* GIVEN ENTRIES *
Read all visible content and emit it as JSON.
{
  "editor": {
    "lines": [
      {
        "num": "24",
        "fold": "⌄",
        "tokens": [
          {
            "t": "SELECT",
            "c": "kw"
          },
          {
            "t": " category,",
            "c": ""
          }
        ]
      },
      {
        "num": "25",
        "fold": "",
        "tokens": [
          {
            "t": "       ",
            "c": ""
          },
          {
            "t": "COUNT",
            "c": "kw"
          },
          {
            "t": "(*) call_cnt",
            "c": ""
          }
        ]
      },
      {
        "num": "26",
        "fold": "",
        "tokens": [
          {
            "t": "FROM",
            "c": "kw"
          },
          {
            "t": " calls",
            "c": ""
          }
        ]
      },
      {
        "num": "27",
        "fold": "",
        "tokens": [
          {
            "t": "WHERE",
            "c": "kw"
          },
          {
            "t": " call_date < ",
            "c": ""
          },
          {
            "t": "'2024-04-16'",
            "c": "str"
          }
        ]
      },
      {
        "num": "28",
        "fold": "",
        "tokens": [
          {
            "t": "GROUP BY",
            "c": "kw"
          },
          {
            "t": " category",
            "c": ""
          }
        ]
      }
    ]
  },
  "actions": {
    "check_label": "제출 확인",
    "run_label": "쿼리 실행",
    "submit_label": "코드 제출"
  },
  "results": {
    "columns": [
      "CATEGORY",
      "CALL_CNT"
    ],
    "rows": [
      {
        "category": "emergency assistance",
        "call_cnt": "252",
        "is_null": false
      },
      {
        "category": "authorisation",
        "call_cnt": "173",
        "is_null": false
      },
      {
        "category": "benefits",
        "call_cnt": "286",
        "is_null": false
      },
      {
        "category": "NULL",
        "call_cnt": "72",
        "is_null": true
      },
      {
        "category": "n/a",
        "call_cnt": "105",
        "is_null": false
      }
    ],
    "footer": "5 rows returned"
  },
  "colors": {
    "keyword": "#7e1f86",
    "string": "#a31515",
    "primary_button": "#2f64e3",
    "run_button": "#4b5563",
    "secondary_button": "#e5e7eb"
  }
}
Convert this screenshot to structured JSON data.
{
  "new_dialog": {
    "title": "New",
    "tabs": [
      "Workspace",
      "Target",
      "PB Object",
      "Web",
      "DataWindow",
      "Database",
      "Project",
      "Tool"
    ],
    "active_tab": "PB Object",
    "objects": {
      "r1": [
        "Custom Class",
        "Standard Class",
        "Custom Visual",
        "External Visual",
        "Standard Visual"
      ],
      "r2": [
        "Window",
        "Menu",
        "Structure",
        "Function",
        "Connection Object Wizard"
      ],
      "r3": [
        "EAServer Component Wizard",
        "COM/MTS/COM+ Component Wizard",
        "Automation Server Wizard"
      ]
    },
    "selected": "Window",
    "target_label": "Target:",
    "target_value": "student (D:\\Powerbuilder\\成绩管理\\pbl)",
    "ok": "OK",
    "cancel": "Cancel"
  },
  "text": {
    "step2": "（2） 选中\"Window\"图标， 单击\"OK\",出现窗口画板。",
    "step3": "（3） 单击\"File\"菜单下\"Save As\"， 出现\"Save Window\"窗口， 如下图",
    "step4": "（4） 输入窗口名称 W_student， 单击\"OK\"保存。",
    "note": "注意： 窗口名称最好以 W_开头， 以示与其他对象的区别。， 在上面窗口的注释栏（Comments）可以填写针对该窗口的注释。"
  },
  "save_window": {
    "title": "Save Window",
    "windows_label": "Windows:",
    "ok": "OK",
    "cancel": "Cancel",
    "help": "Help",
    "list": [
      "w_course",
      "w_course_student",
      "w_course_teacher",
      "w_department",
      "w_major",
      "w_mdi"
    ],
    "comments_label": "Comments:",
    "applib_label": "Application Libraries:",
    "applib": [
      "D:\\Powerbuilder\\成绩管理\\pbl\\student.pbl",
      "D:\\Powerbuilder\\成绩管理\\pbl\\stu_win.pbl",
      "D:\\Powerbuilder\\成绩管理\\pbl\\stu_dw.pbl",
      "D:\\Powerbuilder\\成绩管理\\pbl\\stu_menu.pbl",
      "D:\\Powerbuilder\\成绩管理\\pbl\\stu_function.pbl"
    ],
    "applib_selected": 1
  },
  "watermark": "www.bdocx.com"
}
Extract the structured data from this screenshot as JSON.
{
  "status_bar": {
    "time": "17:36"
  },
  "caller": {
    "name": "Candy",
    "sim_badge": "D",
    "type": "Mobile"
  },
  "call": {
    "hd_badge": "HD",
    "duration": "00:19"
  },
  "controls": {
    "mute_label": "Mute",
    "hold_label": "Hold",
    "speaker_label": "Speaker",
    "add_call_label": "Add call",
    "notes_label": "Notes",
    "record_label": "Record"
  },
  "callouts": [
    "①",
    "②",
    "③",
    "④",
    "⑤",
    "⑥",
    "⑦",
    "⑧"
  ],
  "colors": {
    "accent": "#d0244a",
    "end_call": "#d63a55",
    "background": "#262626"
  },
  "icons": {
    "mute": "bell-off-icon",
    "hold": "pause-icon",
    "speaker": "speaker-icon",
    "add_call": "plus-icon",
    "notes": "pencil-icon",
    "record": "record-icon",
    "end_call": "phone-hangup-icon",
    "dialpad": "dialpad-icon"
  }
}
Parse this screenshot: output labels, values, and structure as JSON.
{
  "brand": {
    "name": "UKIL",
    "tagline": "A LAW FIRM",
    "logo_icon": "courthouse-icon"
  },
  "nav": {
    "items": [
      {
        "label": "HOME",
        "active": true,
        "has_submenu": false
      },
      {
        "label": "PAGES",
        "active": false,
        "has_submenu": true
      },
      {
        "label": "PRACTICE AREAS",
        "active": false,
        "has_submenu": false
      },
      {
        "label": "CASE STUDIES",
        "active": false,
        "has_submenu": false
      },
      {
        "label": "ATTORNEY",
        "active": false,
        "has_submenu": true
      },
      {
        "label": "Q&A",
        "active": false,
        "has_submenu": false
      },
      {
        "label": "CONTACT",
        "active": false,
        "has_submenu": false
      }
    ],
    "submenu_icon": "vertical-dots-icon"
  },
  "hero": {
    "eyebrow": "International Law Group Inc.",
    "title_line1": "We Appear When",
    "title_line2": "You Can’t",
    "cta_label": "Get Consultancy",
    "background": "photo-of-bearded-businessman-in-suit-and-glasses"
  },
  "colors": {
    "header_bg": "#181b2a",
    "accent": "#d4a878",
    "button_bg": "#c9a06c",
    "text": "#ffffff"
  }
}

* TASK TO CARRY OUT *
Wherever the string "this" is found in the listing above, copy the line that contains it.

* SOLUTION *
Convert this screenshot to structured JSON data.
Extract the structured data from this screenshot as JSON.
Parse this screenshot: output labels, values, and structure as JSON.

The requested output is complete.